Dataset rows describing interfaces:
────────────────────

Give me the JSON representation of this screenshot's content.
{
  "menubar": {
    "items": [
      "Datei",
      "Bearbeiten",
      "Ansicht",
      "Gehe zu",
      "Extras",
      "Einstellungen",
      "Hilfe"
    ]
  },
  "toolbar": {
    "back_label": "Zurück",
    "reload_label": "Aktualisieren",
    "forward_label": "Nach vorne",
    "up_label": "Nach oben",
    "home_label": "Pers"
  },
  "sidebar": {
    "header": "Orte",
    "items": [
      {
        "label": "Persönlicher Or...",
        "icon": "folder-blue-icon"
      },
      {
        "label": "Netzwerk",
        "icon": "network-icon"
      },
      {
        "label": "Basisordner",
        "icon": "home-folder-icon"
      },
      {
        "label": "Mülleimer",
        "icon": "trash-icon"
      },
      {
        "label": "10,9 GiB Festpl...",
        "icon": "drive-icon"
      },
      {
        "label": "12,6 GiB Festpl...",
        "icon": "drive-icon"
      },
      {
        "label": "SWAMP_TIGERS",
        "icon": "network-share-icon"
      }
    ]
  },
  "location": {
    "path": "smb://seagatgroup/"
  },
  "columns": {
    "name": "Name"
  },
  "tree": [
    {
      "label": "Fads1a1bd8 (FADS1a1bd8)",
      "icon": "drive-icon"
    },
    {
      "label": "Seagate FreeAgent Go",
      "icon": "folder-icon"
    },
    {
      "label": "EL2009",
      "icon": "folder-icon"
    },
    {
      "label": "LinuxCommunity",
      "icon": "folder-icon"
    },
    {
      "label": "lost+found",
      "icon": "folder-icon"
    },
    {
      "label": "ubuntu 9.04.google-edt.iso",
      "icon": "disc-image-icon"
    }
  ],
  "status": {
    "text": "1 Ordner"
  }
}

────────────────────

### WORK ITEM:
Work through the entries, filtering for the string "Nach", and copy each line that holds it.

### SOLUTION FOR THIS PROBLEM:
    "forward_label": "Nach vorne",
    "up_label": "Nach oben",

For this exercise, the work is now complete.